Thanks to the World Heart Federation and our wonderful community for being a part of World Heart Day! I hope to see you over at Facebook!
I am very excited to announce that Rush University Medical Center (Rush) just launched a Heart Valve Microsite at HeartValveSurgery.com!
Rush, which is located in Chicago, is taking a unique approach to heart disease. The Rush Center for Adult Structural Heart Disease, was developed to offer patients a wide range of treatment options for all types of valve disease in adults. Using a heart team approach, each patient meets with a team of specialists to determine the best treatment for diseases including aortic stenosis, mitral valve prolapse and pulmonary stenosis. See the new Rush Valve Microsite.
I’ll never forget when my cardiologist said to me, “Adam, The calcium on your valve is causing serious problems. Your valve is stenotic. You need a new valve.” In that moment, I was overwhelmed with emotions and… questions. Some of the questions were, “What do you mean calcium on the valve?” and “What is stenosis?” and “OMG! Do I really need heart surgery?”
Ten years after surgery, I’m thrilled to report that my aortic valve replacement is doing great. That said, I receive a lot of excellent questions from our community about heart valve calcification. So, I wanted to create a special post dedicated to this very important topic.
Something special recently happened. More than 100 patients and their care partners traveled to Edwards Lifesciences, a leading heart valve manufacturer in Irvine, California, to meet each other, to share their stories and to inspire action within our community – the heart valve patient community.
This day is appropriately called… Patient Day!!!!!
Luckily, Edwards asked us to attend Patient Day 2016 and film the wonderful moments of this unique event that included meet-and-greets with the heart valve assembly teams, panel and group discussions, a heart valve museum tour and more. My favorite part of the day was watching patients meet the Edwards employees who made their valves by hand.
Ready to see what happened at Patient Day? Watch the video below…
Thanks to the patients and caregivers who traveled – from near and far – to participate in Patient Day. And… On behalf of our community, I want to extend a mighty thanks to the entire Edwards team for empowering the patient voice at “Patient Day 2016.”
At the recent American Association for Thoracic Surgery meeting in Baltimore, I was very lucky to connect with Dr. Vinay Badhwar, the executive chair of the West Virginia University Heart & Vascular Institute.
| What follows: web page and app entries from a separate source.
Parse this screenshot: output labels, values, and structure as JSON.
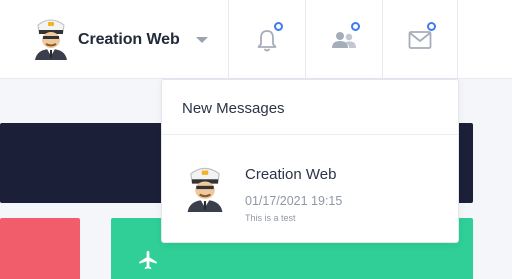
{
  "header": {
    "user_name": "Creation Web",
    "icons": [
      "bell-icon",
      "users-icon",
      "mail-icon"
    ],
    "accent": "#3d7bf0"
  },
  "dashboard": {
    "panel_color": "#1b2038",
    "card_colors": [
      "#f25d6b",
      "#2fcf97"
    ],
    "card_icon": "plane-icon"
  },
  "messages_dropdown": {
    "title": "New Messages",
    "items": [
      {
        "sender": "Creation Web",
        "time": "01/17/2021 19:15",
        "preview": "This is a test"
      }
    ]
  }
}
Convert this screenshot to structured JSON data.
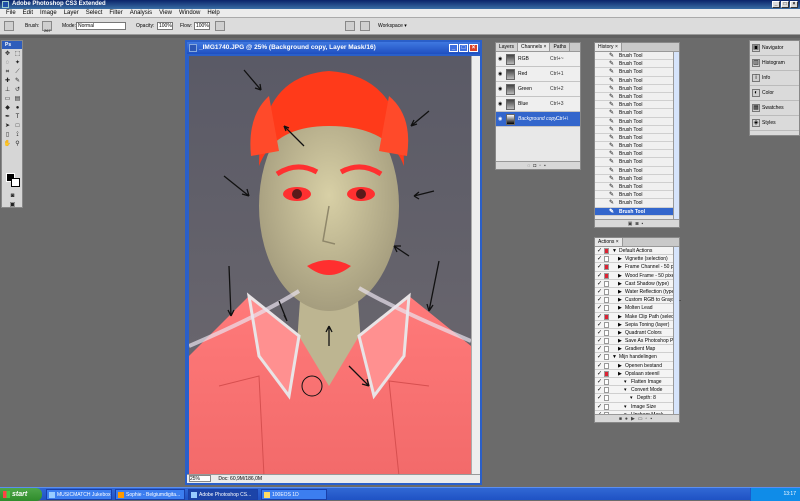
{
  "app": {
    "title": "Adobe Photoshop CS3 Extended"
  },
  "menu": [
    "File",
    "Edit",
    "Image",
    "Layer",
    "Select",
    "Filter",
    "Analysis",
    "View",
    "Window",
    "Help"
  ],
  "options": {
    "brush_label": "Brush:",
    "brush_size": "267",
    "mode_label": "Mode:",
    "mode_value": "Normal",
    "opacity_label": "Opacity:",
    "opacity_value": "100%",
    "flow_label": "Flow:",
    "flow_value": "100%",
    "workspace_label": "Workspace ▾"
  },
  "toolbox": {
    "header": "Ps"
  },
  "document": {
    "title": "_IMG1740.JPG @ 25% (Background copy, Layer Mask/16)",
    "zoom": "25%",
    "doc_info": "Doc: 60,9M/186,0M"
  },
  "channels_panel": {
    "tabs": [
      "Layers",
      "Channels ×",
      "Paths"
    ],
    "rows": [
      {
        "name": "RGB",
        "shortcut": "Ctrl+~"
      },
      {
        "name": "Red",
        "shortcut": "Ctrl+1"
      },
      {
        "name": "Green",
        "shortcut": "Ctrl+2"
      },
      {
        "name": "Blue",
        "shortcut": "Ctrl+3"
      },
      {
        "name": "Background copy...",
        "shortcut": "Ctrl+\\"
      }
    ]
  },
  "history_panel": {
    "tab": "History ×",
    "rows": [
      "Brush Tool",
      "Brush Tool",
      "Brush Tool",
      "Brush Tool",
      "Brush Tool",
      "Brush Tool",
      "Brush Tool",
      "Brush Tool",
      "Brush Tool",
      "Brush Tool",
      "Brush Tool",
      "Brush Tool",
      "Brush Tool",
      "Brush Tool",
      "Brush Tool",
      "Brush Tool",
      "Brush Tool",
      "Brush Tool",
      "Brush Tool",
      "Brush Tool"
    ]
  },
  "actions_panel": {
    "tab": "Actions ×",
    "rows": [
      {
        "label": "Default Actions",
        "indent": 0,
        "red": true
      },
      {
        "label": "Vignette (selection)",
        "indent": 1,
        "red": false
      },
      {
        "label": "Frame Channel - 50 p...",
        "indent": 1,
        "red": true
      },
      {
        "label": "Wood Frame - 50 pixel",
        "indent": 1,
        "red": true
      },
      {
        "label": "Cast Shadow (type)",
        "indent": 1,
        "red": false
      },
      {
        "label": "Water Reflection (type)",
        "indent": 1,
        "red": false
      },
      {
        "label": "Custom RGB to Graysc...",
        "indent": 1,
        "red": false
      },
      {
        "label": "Molten Lead",
        "indent": 1,
        "red": false
      },
      {
        "label": "Make Clip Path (select...",
        "indent": 1,
        "red": true
      },
      {
        "label": "Sepia Toning (layer)",
        "indent": 1,
        "red": false
      },
      {
        "label": "Quadrant Colors",
        "indent": 1,
        "red": false
      },
      {
        "label": "Save As Photoshop P...",
        "indent": 1,
        "red": false
      },
      {
        "label": "Gradient Map",
        "indent": 1,
        "red": false
      },
      {
        "label": "Mijn handelingen",
        "indent": 0,
        "red": false
      },
      {
        "label": "Openen bestand",
        "indent": 1,
        "red": false
      },
      {
        "label": "Opslaan steenil",
        "indent": 1,
        "red": true
      },
      {
        "label": "Flatten Image",
        "indent": 2,
        "red": false
      },
      {
        "label": "Convert Mode",
        "indent": 2,
        "red": false
      },
      {
        "label": "Depth: 8",
        "indent": 3,
        "red": false
      },
      {
        "label": "Image Size",
        "indent": 2,
        "red": false
      },
      {
        "label": "Unsharp Mask",
        "indent": 2,
        "red": false
      }
    ]
  },
  "right_dock": [
    "Navigator",
    "Histogram",
    "Info",
    "Color",
    "Swatches",
    "Styles"
  ],
  "taskbar": {
    "start": "start",
    "tasks": [
      "MUSICMATCH Jukebox",
      "Sophie - Belgiumdigita...",
      "Adobe Photoshop CS...",
      "100EOS 1D"
    ],
    "clock": "13:17"
  },
  "colors": {
    "accent": "#2a5fc9",
    "mask_overlay": "#ff3b3b"
  }
}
During our chat, we had a very interesting conversation about the differences between primary and secondary mitral regurgitation.
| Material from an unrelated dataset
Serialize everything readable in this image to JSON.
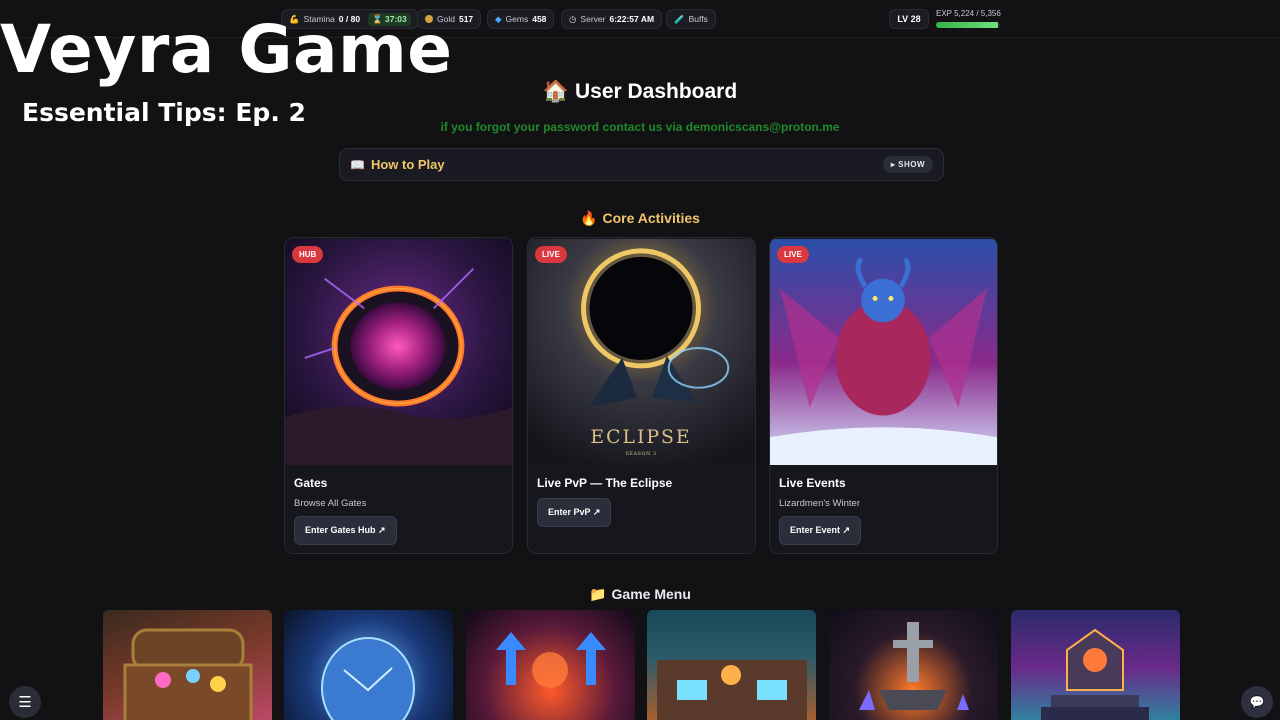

I wanted to learn more. So, after I got home from Baltimore, I emailed Dr. Badhwar to see if he would help me put together a “Surgeon Q&A” about this very important topic. Guess what? As you will see below, Dr. Badhwar agreed! 🙂
Dr. Vinay Badhwar – Heart Surgeon
1. What is mitral regurgitation? What are the common symptoms?
Dr. Badhwar Says: Mitral regurgitation or “MR” is a backward leakage of the central valve of the heart, the mitral valve. The mitral valve is a one-way valve that works like a set of two French doors that meet in the middle. It is made up of the doors (known as leaflets) and the door frame (known as the annulus). When a problem occurs with either the door (leaflet) or the door frame (annulus), the valve can leak. When MR occurs, blood leaks from the left ventricle, backward across the mitral valve, into the left atrium, then backwards into the lungs.